- Anything that distracts from the coronavirus stress. Think “pure escapism.”
- Be extra, extra patient with yourself and others. With 27 years’ experience and a good reputation, I’m getting ghosted right now. So are A-list friends, who normally have to shoo away clients. It’s just going to be the unpleasant new normal for a while. ALL THE CRICKETS AND REJECTIONS ARE ABSOLUTELY NO REFLECTION ON YOU, YOUR WORK OR EVEN THE IDEA.
But unless you’re crushed by “no’s,” keep querying! Fortune will assist the brave here, just as it did during the ’09 recession (I was a single full-time freelancer — sans safety net — through that whole mess. I took some work I’d rather not do again, but I survived.)
Remember, even when you’re not landing gigs, you’re improving your skills and getting on editors’ radar!

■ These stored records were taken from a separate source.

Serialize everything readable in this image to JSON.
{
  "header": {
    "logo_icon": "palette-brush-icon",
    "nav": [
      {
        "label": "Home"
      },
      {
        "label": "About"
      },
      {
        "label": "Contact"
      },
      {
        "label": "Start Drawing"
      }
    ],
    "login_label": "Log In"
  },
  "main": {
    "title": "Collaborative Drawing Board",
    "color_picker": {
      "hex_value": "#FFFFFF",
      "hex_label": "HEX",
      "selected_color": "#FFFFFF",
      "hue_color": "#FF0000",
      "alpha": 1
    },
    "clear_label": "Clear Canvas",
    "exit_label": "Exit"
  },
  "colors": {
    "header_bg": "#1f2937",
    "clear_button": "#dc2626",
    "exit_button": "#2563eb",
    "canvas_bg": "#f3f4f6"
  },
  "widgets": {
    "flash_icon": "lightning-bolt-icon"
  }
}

As the poet Rainer Maria Rilke said, “let everything happen to you: beauty and terror. Just keep going. No feeling is final.”
Finally, on the “being gentle” front, check out this New York Times article, “Stop Trying to be Productive.”

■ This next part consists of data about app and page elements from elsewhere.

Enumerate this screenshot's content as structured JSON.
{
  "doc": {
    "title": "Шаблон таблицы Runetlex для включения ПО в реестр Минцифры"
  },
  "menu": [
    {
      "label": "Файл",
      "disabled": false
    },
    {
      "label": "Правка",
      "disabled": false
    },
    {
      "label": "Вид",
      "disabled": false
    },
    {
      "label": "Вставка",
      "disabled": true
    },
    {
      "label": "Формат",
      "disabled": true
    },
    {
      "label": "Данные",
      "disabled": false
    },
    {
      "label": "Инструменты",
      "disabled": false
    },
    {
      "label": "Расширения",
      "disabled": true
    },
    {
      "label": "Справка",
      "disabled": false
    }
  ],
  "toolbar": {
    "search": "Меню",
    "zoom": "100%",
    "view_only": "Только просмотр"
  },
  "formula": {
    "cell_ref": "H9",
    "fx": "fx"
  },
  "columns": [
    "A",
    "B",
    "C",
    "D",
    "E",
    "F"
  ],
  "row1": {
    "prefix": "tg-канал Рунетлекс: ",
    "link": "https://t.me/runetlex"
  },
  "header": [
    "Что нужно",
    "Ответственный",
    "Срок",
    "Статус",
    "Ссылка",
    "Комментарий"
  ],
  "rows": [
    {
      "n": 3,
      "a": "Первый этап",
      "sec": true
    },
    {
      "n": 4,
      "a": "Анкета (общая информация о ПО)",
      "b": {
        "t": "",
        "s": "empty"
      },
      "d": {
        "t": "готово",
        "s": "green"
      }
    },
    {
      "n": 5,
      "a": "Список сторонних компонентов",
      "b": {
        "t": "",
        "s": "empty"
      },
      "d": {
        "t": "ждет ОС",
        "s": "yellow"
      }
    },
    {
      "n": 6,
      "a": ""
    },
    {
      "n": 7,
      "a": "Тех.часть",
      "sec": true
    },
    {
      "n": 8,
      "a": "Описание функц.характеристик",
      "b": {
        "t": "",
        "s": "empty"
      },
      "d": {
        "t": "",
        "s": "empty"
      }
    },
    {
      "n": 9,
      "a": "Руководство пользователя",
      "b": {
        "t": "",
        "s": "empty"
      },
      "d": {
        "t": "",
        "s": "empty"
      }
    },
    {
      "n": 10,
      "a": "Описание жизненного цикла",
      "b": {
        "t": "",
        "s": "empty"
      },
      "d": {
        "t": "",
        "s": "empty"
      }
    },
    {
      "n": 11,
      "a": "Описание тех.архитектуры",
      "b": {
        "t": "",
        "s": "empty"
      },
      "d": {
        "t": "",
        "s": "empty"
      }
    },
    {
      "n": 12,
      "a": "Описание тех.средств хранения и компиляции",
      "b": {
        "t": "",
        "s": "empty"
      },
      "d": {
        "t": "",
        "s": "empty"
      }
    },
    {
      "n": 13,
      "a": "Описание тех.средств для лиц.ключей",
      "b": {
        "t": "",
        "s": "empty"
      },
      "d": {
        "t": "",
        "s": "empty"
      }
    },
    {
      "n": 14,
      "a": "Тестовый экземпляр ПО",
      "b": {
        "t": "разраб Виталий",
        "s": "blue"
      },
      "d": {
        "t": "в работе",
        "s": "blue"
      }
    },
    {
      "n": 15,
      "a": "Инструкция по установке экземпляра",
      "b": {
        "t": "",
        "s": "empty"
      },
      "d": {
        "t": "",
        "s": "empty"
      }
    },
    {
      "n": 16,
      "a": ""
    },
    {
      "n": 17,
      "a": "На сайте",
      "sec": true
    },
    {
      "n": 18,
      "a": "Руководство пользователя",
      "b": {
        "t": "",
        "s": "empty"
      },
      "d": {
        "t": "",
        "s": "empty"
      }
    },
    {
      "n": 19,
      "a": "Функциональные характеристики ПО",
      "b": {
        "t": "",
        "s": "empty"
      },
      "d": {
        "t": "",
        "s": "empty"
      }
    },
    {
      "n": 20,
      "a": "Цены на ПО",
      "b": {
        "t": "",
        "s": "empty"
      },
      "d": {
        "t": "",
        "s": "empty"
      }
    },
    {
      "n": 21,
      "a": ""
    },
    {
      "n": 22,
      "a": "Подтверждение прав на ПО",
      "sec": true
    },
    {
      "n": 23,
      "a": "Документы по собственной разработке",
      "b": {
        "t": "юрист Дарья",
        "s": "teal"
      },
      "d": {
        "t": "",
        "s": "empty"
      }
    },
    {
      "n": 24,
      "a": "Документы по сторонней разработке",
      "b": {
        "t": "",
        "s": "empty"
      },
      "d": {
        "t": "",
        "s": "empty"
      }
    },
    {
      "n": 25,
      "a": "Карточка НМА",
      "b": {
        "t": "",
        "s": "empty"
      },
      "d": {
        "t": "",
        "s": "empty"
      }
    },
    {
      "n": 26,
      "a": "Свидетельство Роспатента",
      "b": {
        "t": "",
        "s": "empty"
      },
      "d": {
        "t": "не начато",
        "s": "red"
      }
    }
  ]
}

“The idea that we have so much time available during the day now is fantastic, but these days it’s the opposite of a luxury. We’re home because we have to be home, and we have much less attention because we’re living through so much,” explains Chris Bailey, a productivity consultant and the author of “Hyperfocus: How to Manage Your Attention in a World of Distraction.”
My Write Like A Honey Badger colleague Alex Leviton also addressed this, explaining “there are no ‘shoulds’ at the intersection of creativity and crisis”… but “prepare to catch your creativity when it bubbles up. And by creativity, I mean not only classical arts like dance and poetry, but homeschooling kids, or simply feeling playful. It can even be searching your home for anything to entertain you or bring you relief. (We salute you, Magnus Muhr, the dead-fly cartoonist!)
“Creativity is about newness, innovation, and stretching ourselves. It can be the elastic that helps us bounce back.”
Amanda Castleman next teaches Pitch Like a Honey Badger on July 14, September 15 and November 3, 2020.